Component data from apps and pages
···
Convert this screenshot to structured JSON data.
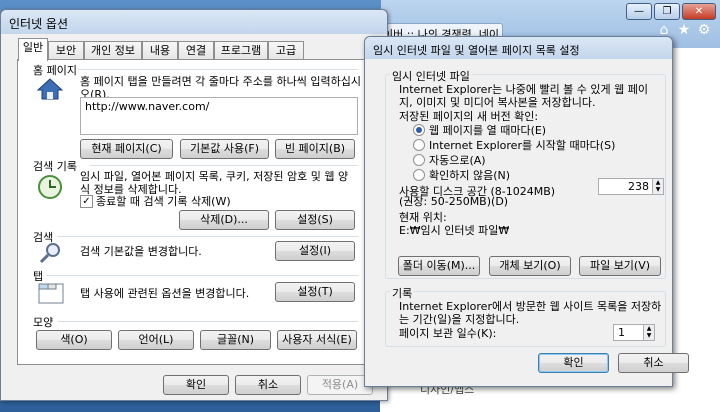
{
  "background_browser": {
    "tab_title": "이버 :: 나의 경쟁력, 네이...",
    "minimize": "—",
    "restore": "❐",
    "close": "✕",
    "footer_text": "디자인/앱스"
  },
  "internet_options": {
    "title": "인터넷 옵션",
    "tabs": [
      "일반",
      "보안",
      "개인 정보",
      "내용",
      "연결",
      "프로그램",
      "고급"
    ],
    "home": {
      "heading": "홈 페이지",
      "description": "홈 페이지 탭을 만들려면 각 줄마다 주소를 하나씩 입력하십시오(R).",
      "url": "http://www.naver.com/",
      "btn_current": "현재 페이지(C)",
      "btn_default": "기본값 사용(F)",
      "btn_blank": "빈 페이지(B)"
    },
    "history": {
      "heading": "검색 기록",
      "description": "임시 파일, 열어본 페이지 목록, 쿠키, 저장된 암호 및 웹 양식 정보를 삭제합니다.",
      "checkbox_label": "종료할 때 검색 기록 삭제(W)",
      "checkbox_checked": true,
      "btn_delete": "삭제(D)...",
      "btn_settings": "설정(S)"
    },
    "search": {
      "heading": "검색",
      "description": "검색 기본값을 변경합니다.",
      "btn_settings": "설정(I)"
    },
    "tabs_section": {
      "heading": "탭",
      "description": "탭 사용에 관련된 옵션을 변경합니다.",
      "btn_settings": "설정(T)"
    },
    "appearance": {
      "heading": "모양",
      "btn_colors": "색(O)",
      "btn_languages": "언어(L)",
      "btn_fonts": "글꼴(N)",
      "btn_accessibility": "사용자 서식(E)"
    },
    "footer": {
      "ok": "확인",
      "cancel": "취소",
      "apply": "적용(A)"
    }
  },
  "temp_files": {
    "title": "임시 인터넷 파일 및 열어본 페이지 목록 설정",
    "temp_group": {
      "heading": "임시 인터넷 파일",
      "description": "Internet Explorer는 나중에 빨리 볼 수 있게 웹 페이지, 이미지 및 미디어 복사본을 저장합니다.",
      "check_label": "저장된 페이지의 새 버전 확인:",
      "options": [
        {
          "label": "웹 페이지를 열 때마다(E)",
          "selected": true
        },
        {
          "label": "Internet Explorer를 시작할 때마다(S)",
          "selected": false
        },
        {
          "label": "자동으로(A)",
          "selected": false
        },
        {
          "label": "확인하지 않음(N)",
          "selected": false
        }
      ],
      "disk_label": "사용할 디스크 공간 (8-1024MB)",
      "disk_hint": "(권장: 50-250MB)(D)",
      "disk_value": "238",
      "location_label": "현재 위치:",
      "location_value": "E:₩임시 인터넷 파일₩",
      "btn_move": "폴더 이동(M)...",
      "btn_objects": "개체 보기(O)",
      "btn_files": "파일 보기(V)"
    },
    "history_group": {
      "heading": "기록",
      "description": "Internet Explorer에서 방문한 웹 사이트 목록을 저장하는 기간(일)을 지정합니다.",
      "days_label": "페이지 보관 일수(K):",
      "days_value": "1"
    },
    "ok": "확인",
    "cancel": "취소"
  }
}
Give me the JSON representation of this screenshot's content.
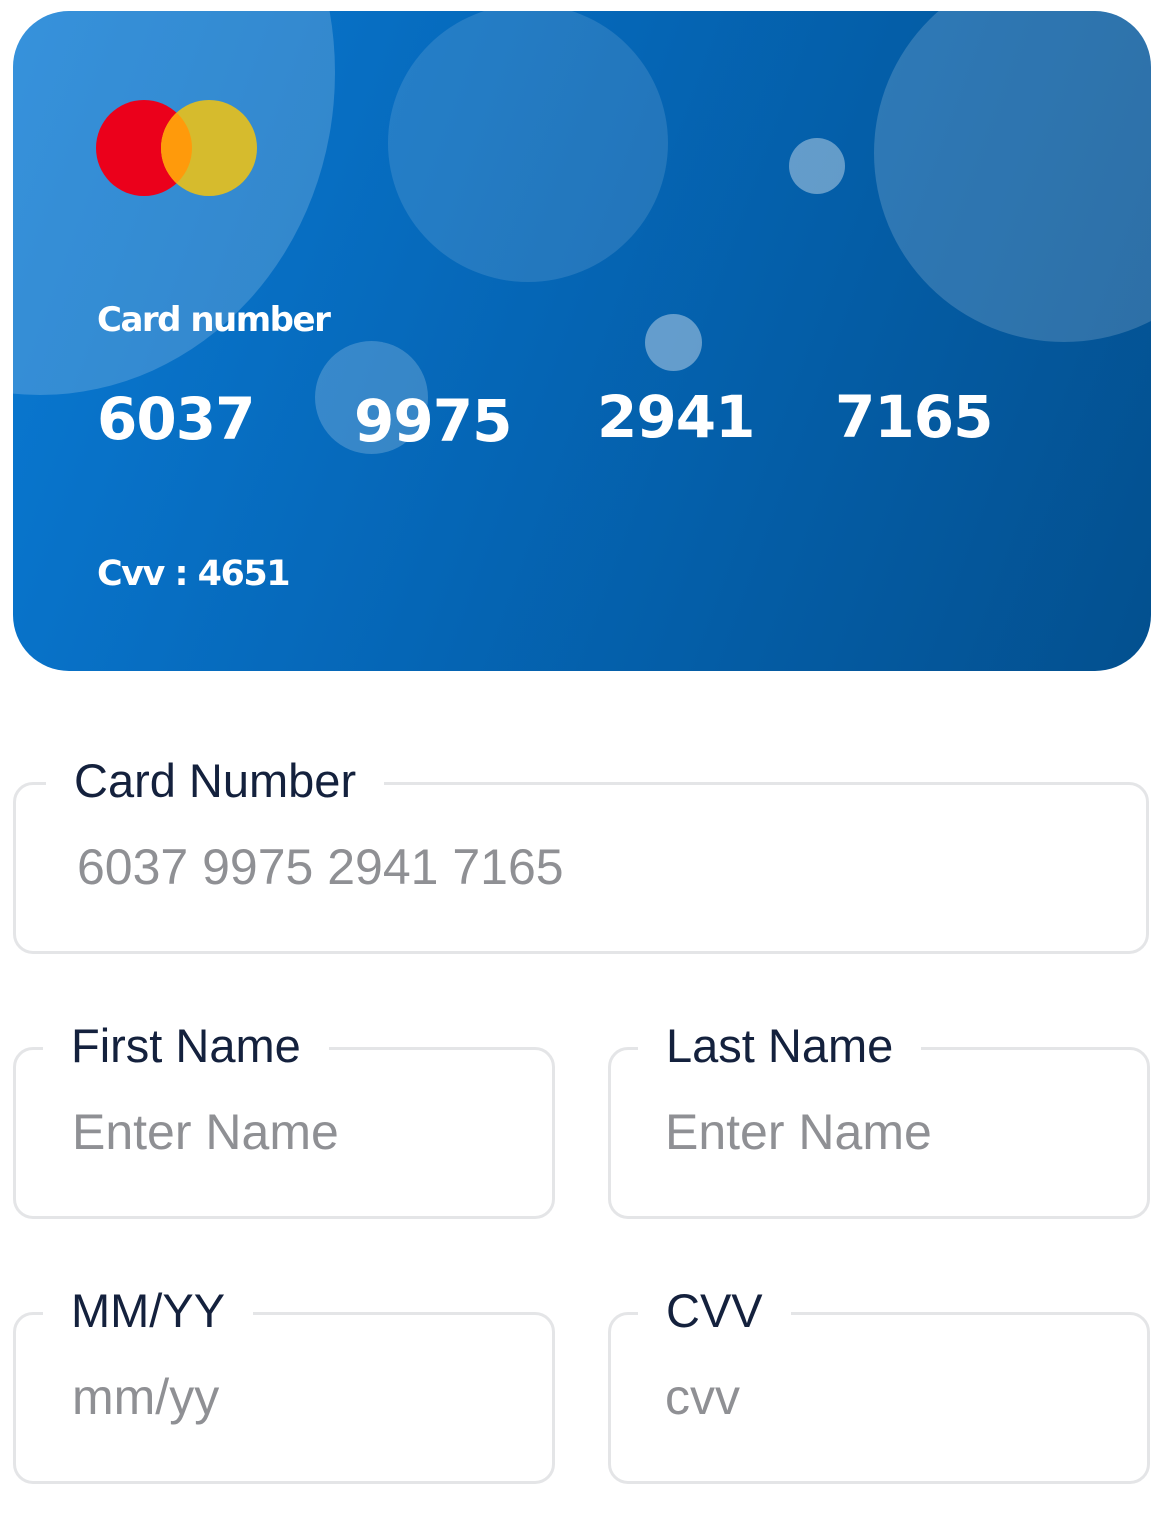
{
  "card": {
    "brand_icon": "mastercard-logo-icon",
    "number_label": "Card number",
    "number_groups": [
      "6037",
      "9975",
      "2941",
      "7165"
    ],
    "cvv_text": "Cvv : 4651",
    "colors": {
      "gradient_start": "#0a7ad4",
      "gradient_end": "#03508f",
      "logo_red": "#eb001b",
      "logo_yellow": "#d6bb2d",
      "logo_overlap": "#ff9a0b"
    }
  },
  "form": {
    "card_number": {
      "label": "Card Number",
      "placeholder": "6037 9975 2941 7165"
    },
    "first_name": {
      "label": "First Name",
      "placeholder": "Enter Name"
    },
    "last_name": {
      "label": "Last Name",
      "placeholder": "Enter Name"
    },
    "expiry": {
      "label": "MM/YY",
      "placeholder": "mm/yy"
    },
    "cvv": {
      "label": "CVV",
      "placeholder": "cvv"
    }
  }
}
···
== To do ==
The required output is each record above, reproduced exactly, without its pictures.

== Answer space ==
Convert this screenshot to structured JSON data.
{
  "background_browser": {
    "tab_title": "이버 :: 나의 경쟁력, 네이...",
    "minimize": "—",
    "restore": "❐",
    "close": "✕",
    "footer_text": "디자인/앱스"
  },
  "internet_options": {
    "title": "인터넷 옵션",
    "tabs": [
      "일반",
      "보안",
      "개인 정보",
      "내용",
      "연결",
      "프로그램",
      "고급"
    ],
    "home": {
      "heading": "홈 페이지",
      "description": "홈 페이지 탭을 만들려면 각 줄마다 주소를 하나씩 입력하십시오(R).",
      "url": "http://www.naver.com/",
      "btn_current": "현재 페이지(C)",
      "btn_default": "기본값 사용(F)",
      "btn_blank": "빈 페이지(B)"
    },
    "history": {
      "heading": "검색 기록",
      "description": "임시 파일, 열어본 페이지 목록, 쿠키, 저장된 암호 및 웹 양식 정보를 삭제합니다.",
      "checkbox_label": "종료할 때 검색 기록 삭제(W)",
      "checkbox_checked": true,
      "btn_delete": "삭제(D)...",
      "btn_settings": "설정(S)"
    },
    "search": {
      "heading": "검색",
      "description": "검색 기본값을 변경합니다.",
      "btn_settings": "설정(I)"
    },
    "tabs_section": {
      "heading": "탭",
      "description": "탭 사용에 관련된 옵션을 변경합니다.",
      "btn_settings": "설정(T)"
    },
    "appearance": {
      "heading": "모양",
      "btn_colors": "색(O)",
      "btn_languages": "언어(L)",
      "btn_fonts": "글꼴(N)",
      "btn_accessibility": "사용자 서식(E)"
    },
    "footer": {
      "ok": "확인",
      "cancel": "취소",
      "apply": "적용(A)"
    }
  },
  "temp_files": {
    "title": "임시 인터넷 파일 및 열어본 페이지 목록 설정",
    "temp_group": {
      "heading": "임시 인터넷 파일",
      "description": "Internet Explorer는 나중에 빨리 볼 수 있게 웹 페이지, 이미지 및 미디어 복사본을 저장합니다.",
      "check_label": "저장된 페이지의 새 버전 확인:",
      "options": [
        {
          "label": "웹 페이지를 열 때마다(E)",
          "selected": true
        },
        {
          "label": "Internet Explorer를 시작할 때마다(S)",
          "selected": false
        },
        {
          "label": "자동으로(A)",
          "selected": false
        },
        {
          "label": "확인하지 않음(N)",
          "selected": false
        }
      ],
      "disk_label": "사용할 디스크 공간 (8-1024MB)",
      "disk_hint": "(권장: 50-250MB)(D)",
      "disk_value": "238",
      "location_label": "현재 위치:",
      "location_value": "E:₩임시 인터넷 파일₩",
      "btn_move": "폴더 이동(M)...",
      "btn_objects": "개체 보기(O)",
      "btn_files": "파일 보기(V)"
    },
    "history_group": {
      "heading": "기록",
      "description": "Internet Explorer에서 방문한 웹 사이트 목록을 저장하는 기간(일)을 지정합니다.",
      "days_label": "페이지 보관 일수(K):",
      "days_value": "1"
    },
    "ok": "확인",
    "cancel": "취소"
  }
}
Give me the JSON representation of this screenshot's content.
{
  "card": {
    "brand_icon": "mastercard-logo-icon",
    "number_label": "Card number",
    "number_groups": [
      "6037",
      "9975",
      "2941",
      "7165"
    ],
    "cvv_text": "Cvv : 4651",
    "colors": {
      "gradient_start": "#0a7ad4",
      "gradient_end": "#03508f",
      "logo_red": "#eb001b",
      "logo_yellow": "#d6bb2d",
      "logo_overlap": "#ff9a0b"
    }
  },
  "form": {
    "card_number": {
      "label": "Card Number",
      "placeholder": "6037 9975 2941 7165"
    },
    "first_name": {
      "label": "First Name",
      "placeholder": "Enter Name"
    },
    "last_name": {
      "label": "Last Name",
      "placeholder": "Enter Name"
    },
    "expiry": {
      "label": "MM/YY",
      "placeholder": "mm/yy"
    },
    "cvv": {
      "label": "CVV",
      "placeholder": "cvv"
    }
  }
}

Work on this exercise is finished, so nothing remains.